## EXERCISE DESCRIPTION:
Give all of the data again exactly as written, omitting every image.

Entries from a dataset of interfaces
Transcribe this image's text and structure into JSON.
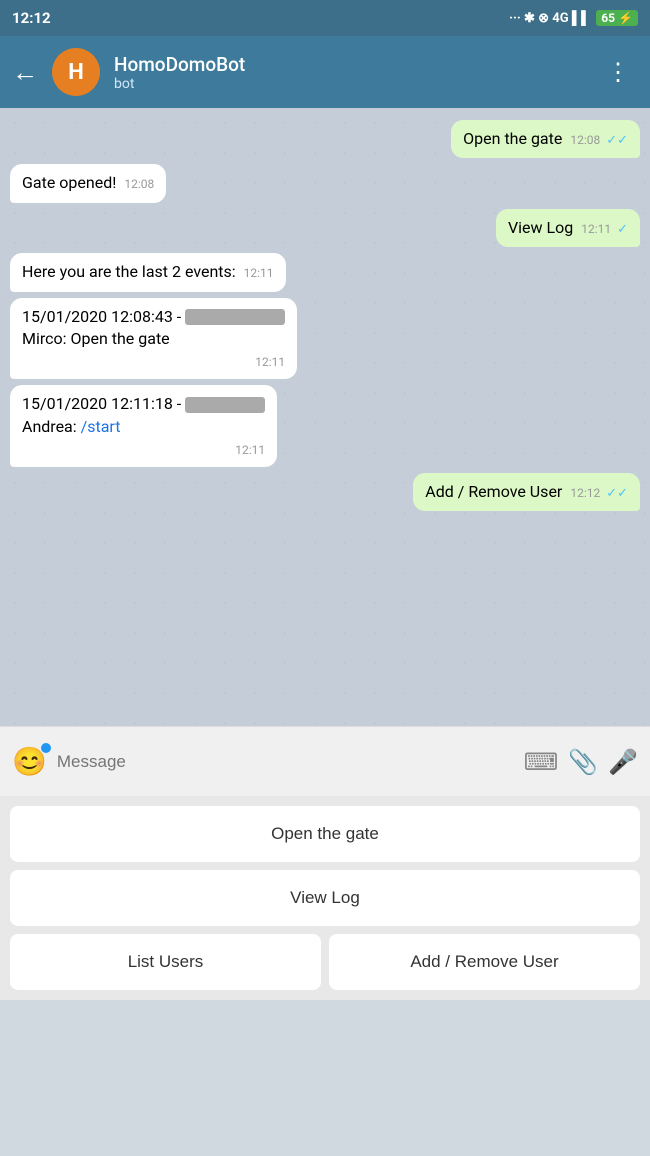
{
  "statusBar": {
    "time": "12:12",
    "rightIcons": "··· ✱ ⊗ 4G",
    "battery": "65"
  },
  "header": {
    "backLabel": "←",
    "avatarInitial": "H",
    "botName": "HomoDomoBot",
    "botSub": "bot",
    "menuIcon": "⋮"
  },
  "messages": [
    {
      "id": "msg1",
      "type": "sent",
      "text": "Open the gate",
      "time": "12:08",
      "checks": "✓✓",
      "checkColor": "blue"
    },
    {
      "id": "msg2",
      "type": "received",
      "text": "Gate opened!",
      "time": "12:08"
    },
    {
      "id": "msg3",
      "type": "sent",
      "text": "View Log",
      "time": "12:11",
      "checks": "✓",
      "checkColor": "blue"
    },
    {
      "id": "msg4",
      "type": "received",
      "text": "Here you are the last 2 events:",
      "time": "12:11"
    },
    {
      "id": "msg5",
      "type": "received",
      "line1": "15/01/2020 12:08:43 -",
      "line2": "Mirco: Open the gate",
      "time": "12:11",
      "hasBlur": true
    },
    {
      "id": "msg6",
      "type": "received",
      "line1": "15/01/2020 12:11:18 -",
      "line2": "Andrea: ",
      "link": "/start",
      "time": "12:11",
      "hasBlur": true
    },
    {
      "id": "msg7",
      "type": "sent",
      "text": "Add / Remove User",
      "time": "12:12",
      "checks": "✓✓",
      "checkColor": "blue"
    }
  ],
  "inputBar": {
    "placeholder": "Message",
    "emojiIcon": "😊",
    "keyboardIcon": "⌨",
    "attachIcon": "📎",
    "micIcon": "🎤"
  },
  "quickButtons": [
    {
      "id": "btn-open-gate",
      "label": "Open the gate",
      "fullWidth": true
    },
    {
      "id": "btn-view-log",
      "label": "View Log",
      "fullWidth": true
    },
    {
      "id": "btn-list-users",
      "label": "List Users",
      "fullWidth": false
    },
    {
      "id": "btn-add-remove",
      "label": "Add / Remove User",
      "fullWidth": false
    }
  ]
}
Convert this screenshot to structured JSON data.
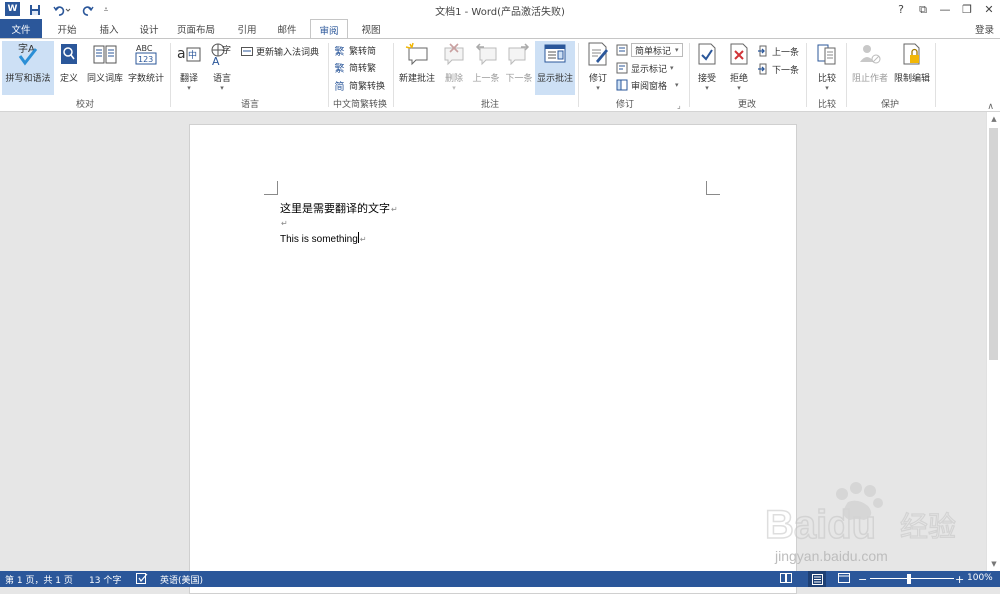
{
  "window": {
    "title": "文档1 - Word(产品激活失败)",
    "login": "登录",
    "controls": [
      "?",
      "⧉",
      "—",
      "❐",
      "✕"
    ]
  },
  "tabs": [
    "文件",
    "开始",
    "插入",
    "设计",
    "页面布局",
    "引用",
    "邮件",
    "审阅",
    "视图"
  ],
  "active_tab": "审阅",
  "ribbon": {
    "proofing": {
      "spelling": "拼写和语法",
      "define": "定义",
      "thesaurus": "同义词库",
      "word_count": "字数统计",
      "label": "校对"
    },
    "language": {
      "translate": "翻译",
      "language": "语言",
      "update_ime": "更新输入法词典",
      "label": "语言"
    },
    "chinese_conversion": {
      "to_simplified": "繁转简",
      "to_traditional": "简转繁",
      "conversion": "简繁转换",
      "label": "中文简繁转换"
    },
    "comments": {
      "new": "新建批注",
      "delete": "删除",
      "prev": "上一条",
      "next": "下一条",
      "show": "显示批注",
      "label": "批注"
    },
    "tracking": {
      "track": "修订",
      "markup_select": "简单标记",
      "show_markup": "显示标记",
      "review_pane": "审阅窗格",
      "label": "修订"
    },
    "changes": {
      "accept": "接受",
      "reject": "拒绝",
      "prev": "上一条",
      "next": "下一条",
      "label": "更改"
    },
    "compare": {
      "compare": "比较",
      "label": "比较"
    },
    "protect": {
      "block_authors": "阻止作者",
      "restrict": "限制编辑",
      "label": "保护"
    }
  },
  "document": {
    "line1": "这里是需要翻译的文字",
    "line2": "",
    "line3": "This is something",
    "para_mark": "↵"
  },
  "status": {
    "page": "第 1 页，共 1 页",
    "words": "13 个字",
    "language": "英语(美国)",
    "zoom": "100%"
  },
  "watermark": {
    "brand": "Baidu",
    "sub": "经验",
    "url": "jingyan.baidu.com"
  },
  "colors": {
    "brand": "#2b579a",
    "accent_hl": "#cde0f5"
  }
}
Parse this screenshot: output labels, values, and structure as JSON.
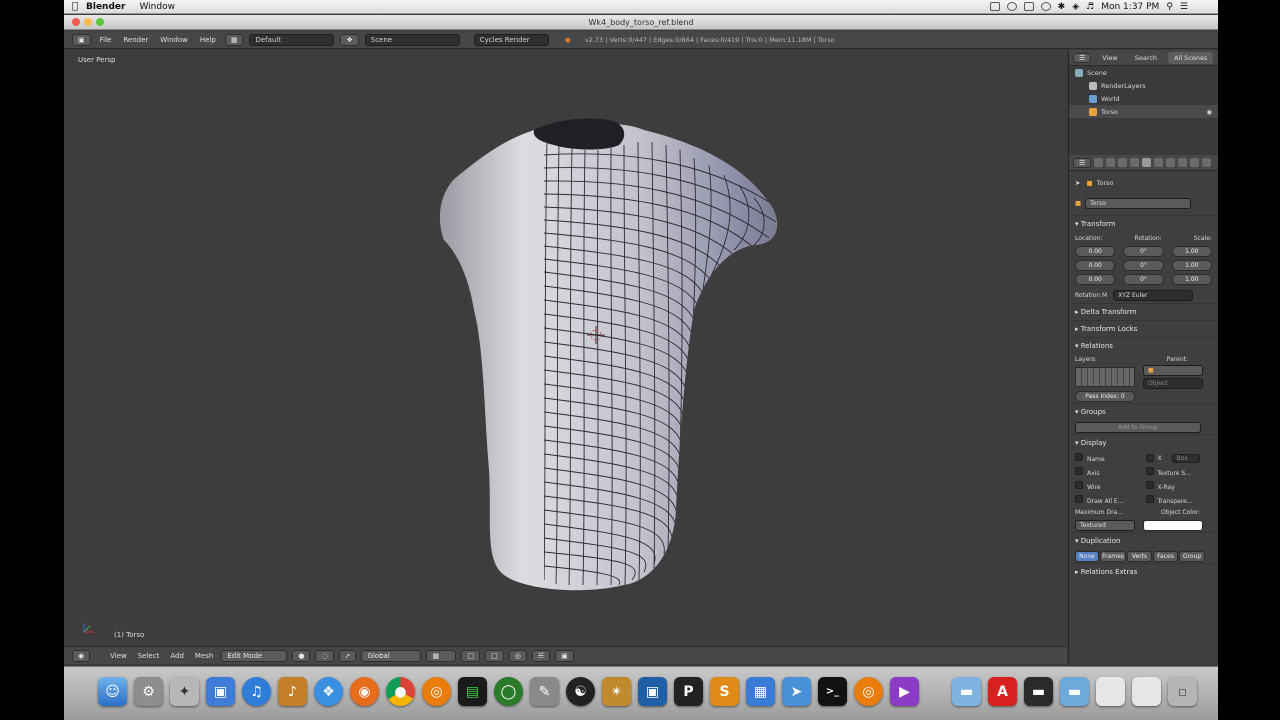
{
  "menubar": {
    "app_name": "Blender",
    "menus": [
      "Window"
    ],
    "clock": "Mon 1:37 PM"
  },
  "window": {
    "title": "Wk4_body_torso_ref.blend"
  },
  "info_header": {
    "menus": [
      "File",
      "Render",
      "Window",
      "Help"
    ],
    "screen_layout": "Default",
    "scene": "Scene",
    "render_engine": "Cycles Render",
    "stats": "v2.73 | Verts:0/447 | Edges:0/864 | Faces:0/419 | Tris:0 | Mem:11.18M | Torso"
  },
  "viewport": {
    "view_label": "User Persp",
    "object_label": "(1) Torso"
  },
  "view_header": {
    "menus": [
      "View",
      "Select",
      "Add",
      "Mesh"
    ],
    "mode": "Edit Mode",
    "orientation": "Global"
  },
  "outliner": {
    "tabs": [
      "View",
      "Search",
      "All Scenes"
    ],
    "active_tab": "All Scenes",
    "items": [
      {
        "label": "Scene",
        "icon_color": "#8ab"
      },
      {
        "label": "RenderLayers",
        "icon_color": "#bbb"
      },
      {
        "label": "World",
        "icon_color": "#6a9fd6"
      },
      {
        "label": "Torso",
        "icon_color": "#e8a33a"
      }
    ]
  },
  "properties": {
    "breadcrumb": "Torso",
    "object_name": "Torso",
    "transform": {
      "title": "Transform",
      "col_labels": [
        "Location:",
        "Rotation:",
        "Scale:"
      ],
      "location": [
        "0.00",
        "0.00",
        "0.00"
      ],
      "rotation": [
        "0°",
        "0°",
        "0°"
      ],
      "scale": [
        "1.00",
        "1.00",
        "1.00"
      ],
      "rotation_mode_label": "Rotation M",
      "rotation_mode": "XYZ Euler"
    },
    "collapsed_sections": [
      "Delta Transform",
      "Transform Locks"
    ],
    "relations": {
      "title": "Relations",
      "layers_label": "Layers:",
      "parent_label": "Parent:",
      "parent_type": "Object",
      "pass_index": "Pass Index: 0"
    },
    "groups": {
      "title": "Groups",
      "add_button": "Add to Group"
    },
    "display": {
      "title": "Display",
      "options_left": [
        "Name",
        "Axis",
        "Wire",
        "Draw All E..."
      ],
      "options_right": [
        "X",
        "Texture S...",
        "X-Ray",
        "Transpare..."
      ],
      "bounds_value": "Box",
      "maximum_draw_label": "Maximum Dra...",
      "maximum_draw_value": "Textured",
      "object_color_label": "Object Color:"
    },
    "duplication": {
      "title": "Duplication",
      "options": [
        "None",
        "Frames",
        "Verts",
        "Faces",
        "Group"
      ],
      "active": "None"
    },
    "relations_extras": "Relations Extras"
  },
  "dock": {
    "icons": [
      "finder-icon",
      "system-preferences-icon",
      "safari-compass-icon",
      "preview-icon",
      "itunes-icon",
      "garageband-icon",
      "safari-icon",
      "firefox-icon",
      "chrome-icon",
      "blender-icon",
      "activity-monitor-icon",
      "iterm-icon",
      "script-editor-icon",
      "cinema-icon",
      "flash-icon",
      "app-icon",
      "p-app-icon",
      "sublime-icon",
      "tetris-icon",
      "xcode-icon",
      "terminal-icon",
      "blender-2-icon",
      "flash-player-icon",
      "folder-icon",
      "adobe-icon",
      "downloads-icon",
      "applications-icon",
      "window-1-icon",
      "window-2-icon",
      "trash-icon"
    ]
  }
}
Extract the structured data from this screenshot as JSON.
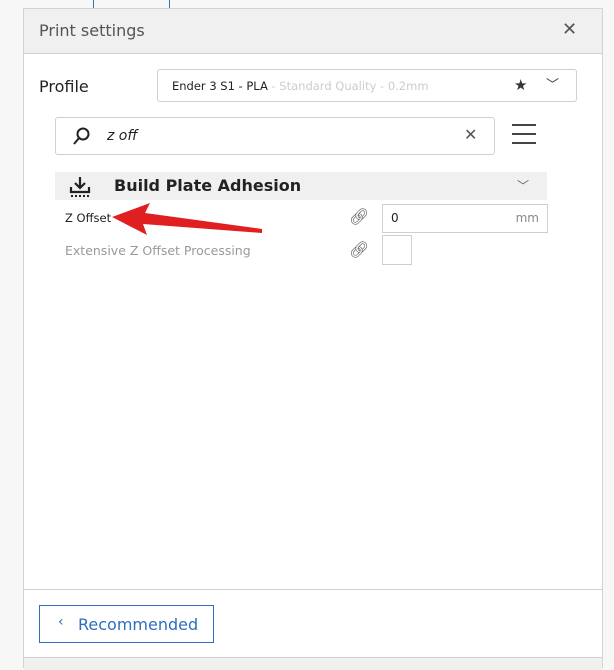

## EXPECTED OUTPUT:
Transcribe this image's text and structure into JSON.
{
  "statusBar": {
    "time": "12:12",
    "rightIcons": "··· ✱ ⊗ 4G",
    "battery": "65"
  },
  "header": {
    "backLabel": "←",
    "avatarInitial": "H",
    "botName": "HomoDomoBot",
    "botSub": "bot",
    "menuIcon": "⋮"
  },
  "messages": [
    {
      "id": "msg1",
      "type": "sent",
      "text": "Open the gate",
      "time": "12:08",
      "checks": "✓✓",
      "checkColor": "blue"
    },
    {
      "id": "msg2",
      "type": "received",
      "text": "Gate opened!",
      "time": "12:08"
    },
    {
      "id": "msg3",
      "type": "sent",
      "text": "View Log",
      "time": "12:11",
      "checks": "✓",
      "checkColor": "blue"
    },
    {
      "id": "msg4",
      "type": "received",
      "text": "Here you are the last 2 events:",
      "time": "12:11"
    },
    {
      "id": "msg5",
      "type": "received",
      "line1": "15/01/2020 12:08:43 -",
      "line2": "Mirco: Open the gate",
      "time": "12:11",
      "hasBlur": true
    },
    {
      "id": "msg6",
      "type": "received",
      "line1": "15/01/2020 12:11:18 -",
      "line2": "Andrea: ",
      "link": "/start",
      "time": "12:11",
      "hasBlur": true
    },
    {
      "id": "msg7",
      "type": "sent",
      "text": "Add / Remove User",
      "time": "12:12",
      "checks": "✓✓",
      "checkColor": "blue"
    }
  ],
  "inputBar": {
    "placeholder": "Message",
    "emojiIcon": "😊",
    "keyboardIcon": "⌨",
    "attachIcon": "📎",
    "micIcon": "🎤"
  },
  "quickButtons": [
    {
      "id": "btn-open-gate",
      "label": "Open the gate",
      "fullWidth": true
    },
    {
      "id": "btn-view-log",
      "label": "View Log",
      "fullWidth": true
    },
    {
      "id": "btn-list-users",
      "label": "List Users",
      "fullWidth": false
    },
    {
      "id": "btn-add-remove",
      "label": "Add / Remove User",
      "fullWidth": false
    }
  ]
}
Convert this screenshot to structured JSON data.
{
  "window": {
    "title": "文档1 - Word(产品激活失败)",
    "login": "登录",
    "controls": [
      "?",
      "⧉",
      "—",
      "❐",
      "✕"
    ]
  },
  "tabs": [
    "文件",
    "开始",
    "插入",
    "设计",
    "页面布局",
    "引用",
    "邮件",
    "审阅",
    "视图"
  ],
  "active_tab": "审阅",
  "ribbon": {
    "proofing": {
      "spelling": "拼写和语法",
      "define": "定义",
      "thesaurus": "同义词库",
      "word_count": "字数统计",
      "label": "校对"
    },
    "language": {
      "translate": "翻译",
      "language": "语言",
      "update_ime": "更新输入法词典",
      "label": "语言"
    },
    "chinese_conversion": {
      "to_simplified": "繁转简",
      "to_traditional": "简转繁",
      "conversion": "简繁转换",
      "label": "中文简繁转换"
    },
    "comments": {
      "new": "新建批注",
      "delete": "删除",
      "prev": "上一条",
      "next": "下一条",
      "show": "显示批注",
      "label": "批注"
    },
    "tracking": {
      "track": "修订",
      "markup_select": "简单标记",
      "show_markup": "显示标记",
      "review_pane": "审阅窗格",
      "label": "修订"
    },
    "changes": {
      "accept": "接受",
      "reject": "拒绝",
      "prev": "上一条",
      "next": "下一条",
      "label": "更改"
    },
    "compare": {
      "compare": "比较",
      "label": "比较"
    },
    "protect": {
      "block_authors": "阻止作者",
      "restrict": "限制编辑",
      "label": "保护"
    }
  },
  "document": {
    "line1": "这里是需要翻译的文字",
    "line2": "",
    "line3": "This is something",
    "para_mark": "↵"
  },
  "status": {
    "page": "第 1 页，共 1 页",
    "words": "13 个字",
    "language": "英语(美国)",
    "zoom": "100%"
  },
  "watermark": {
    "brand": "Baidu",
    "sub": "经验",
    "url": "jingyan.baidu.com"
  },
  "colors": {
    "brand": "#2b579a",
    "accent_hl": "#cde0f5"
  }
}
Parse this screenshot: output labels, values, and structure as JSON.
{
  "menubar": {
    "app_name": "Blender",
    "menus": [
      "Window"
    ],
    "clock": "Mon 1:37 PM"
  },
  "window": {
    "title": "Wk4_body_torso_ref.blend"
  },
  "info_header": {
    "menus": [
      "File",
      "Render",
      "Window",
      "Help"
    ],
    "screen_layout": "Default",
    "scene": "Scene",
    "render_engine": "Cycles Render",
    "stats": "v2.73 | Verts:0/447 | Edges:0/864 | Faces:0/419 | Tris:0 | Mem:11.18M | Torso"
  },
  "viewport": {
    "view_label": "User Persp",
    "object_label": "(1) Torso"
  },
  "view_header": {
    "menus": [
      "View",
      "Select",
      "Add",
      "Mesh"
    ],
    "mode": "Edit Mode",
    "orientation": "Global"
  },
  "outliner": {
    "tabs": [
      "View",
      "Search",
      "All Scenes"
    ],
    "active_tab": "All Scenes",
    "items": [
      {
        "label": "Scene",
        "icon_color": "#8ab"
      },
      {
        "label": "RenderLayers",
        "icon_color": "#bbb"
      },
      {
        "label": "World",
        "icon_color": "#6a9fd6"
      },
      {
        "label": "Torso",
        "icon_color": "#e8a33a"
      }
    ]
  },
  "properties": {
    "breadcrumb": "Torso",
    "object_name": "Torso",
    "transform": {
      "title": "Transform",
      "col_labels": [
        "Location:",
        "Rotation:",
        "Scale:"
      ],
      "location": [
        "0.00",
        "0.00",
        "0.00"
      ],
      "rotation": [
        "0°",
        "0°",
        "0°"
      ],
      "scale": [
        "1.00",
        "1.00",
        "1.00"
      ],
      "rotation_mode_label": "Rotation M",
      "rotation_mode": "XYZ Euler"
    },
    "collapsed_sections": [
      "Delta Transform",
      "Transform Locks"
    ],
    "relations": {
      "title": "Relations",
      "layers_label": "Layers:",
      "parent_label": "Parent:",
      "parent_type": "Object",
      "pass_index": "Pass Index: 0"
    },
    "groups": {
      "title": "Groups",
      "add_button": "Add to Group"
    },
    "display": {
      "title": "Display",
      "options_left": [
        "Name",
        "Axis",
        "Wire",
        "Draw All E..."
      ],
      "options_right": [
        "X",
        "Texture S...",
        "X-Ray",
        "Transpare..."
      ],
      "bounds_value": "Box",
      "maximum_draw_label": "Maximum Dra...",
      "maximum_draw_value": "Textured",
      "object_color_label": "Object Color:"
    },
    "duplication": {
      "title": "Duplication",
      "options": [
        "None",
        "Frames",
        "Verts",
        "Faces",
        "Group"
      ],
      "active": "None"
    },
    "relations_extras": "Relations Extras"
  },
  "dock": {
    "icons": [
      "finder-icon",
      "system-preferences-icon",
      "safari-compass-icon",
      "preview-icon",
      "itunes-icon",
      "garageband-icon",
      "safari-icon",
      "firefox-icon",
      "chrome-icon",
      "blender-icon",
      "activity-monitor-icon",
      "iterm-icon",
      "script-editor-icon",
      "cinema-icon",
      "flash-icon",
      "app-icon",
      "p-app-icon",
      "sublime-icon",
      "tetris-icon",
      "xcode-icon",
      "terminal-icon",
      "blender-2-icon",
      "flash-player-icon",
      "folder-icon",
      "adobe-icon",
      "downloads-icon",
      "applications-icon",
      "window-1-icon",
      "window-2-icon",
      "trash-icon"
    ]
  }
}
Extract the structured data from this screenshot as JSON.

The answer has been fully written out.